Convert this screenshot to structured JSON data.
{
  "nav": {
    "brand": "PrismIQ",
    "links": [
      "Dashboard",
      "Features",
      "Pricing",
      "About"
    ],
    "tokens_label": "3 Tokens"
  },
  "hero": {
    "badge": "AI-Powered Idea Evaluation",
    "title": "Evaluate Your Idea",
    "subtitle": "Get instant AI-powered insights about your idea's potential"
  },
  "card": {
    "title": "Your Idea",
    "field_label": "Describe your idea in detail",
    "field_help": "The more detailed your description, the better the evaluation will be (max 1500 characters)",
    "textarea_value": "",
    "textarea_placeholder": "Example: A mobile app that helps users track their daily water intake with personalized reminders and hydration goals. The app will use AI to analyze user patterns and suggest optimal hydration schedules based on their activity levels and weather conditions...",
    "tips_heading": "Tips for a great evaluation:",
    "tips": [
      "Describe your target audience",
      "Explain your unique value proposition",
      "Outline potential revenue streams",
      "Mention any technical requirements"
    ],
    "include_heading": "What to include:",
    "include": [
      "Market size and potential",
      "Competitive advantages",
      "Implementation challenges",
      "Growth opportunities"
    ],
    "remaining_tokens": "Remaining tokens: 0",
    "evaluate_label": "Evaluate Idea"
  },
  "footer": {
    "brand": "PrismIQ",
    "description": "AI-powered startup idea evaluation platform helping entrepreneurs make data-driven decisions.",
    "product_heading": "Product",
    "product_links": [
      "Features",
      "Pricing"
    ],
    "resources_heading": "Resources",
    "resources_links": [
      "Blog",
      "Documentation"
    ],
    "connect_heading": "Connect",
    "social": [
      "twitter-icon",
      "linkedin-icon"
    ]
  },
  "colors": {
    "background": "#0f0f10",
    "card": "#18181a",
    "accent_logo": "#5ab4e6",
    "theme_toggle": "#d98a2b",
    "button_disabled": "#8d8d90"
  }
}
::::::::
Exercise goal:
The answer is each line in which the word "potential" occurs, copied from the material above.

Answer to the problem:
    "subtitle": "Get instant AI-powered insights about your idea's potential"
      "Outline potential revenue streams",
      "Market size and potential",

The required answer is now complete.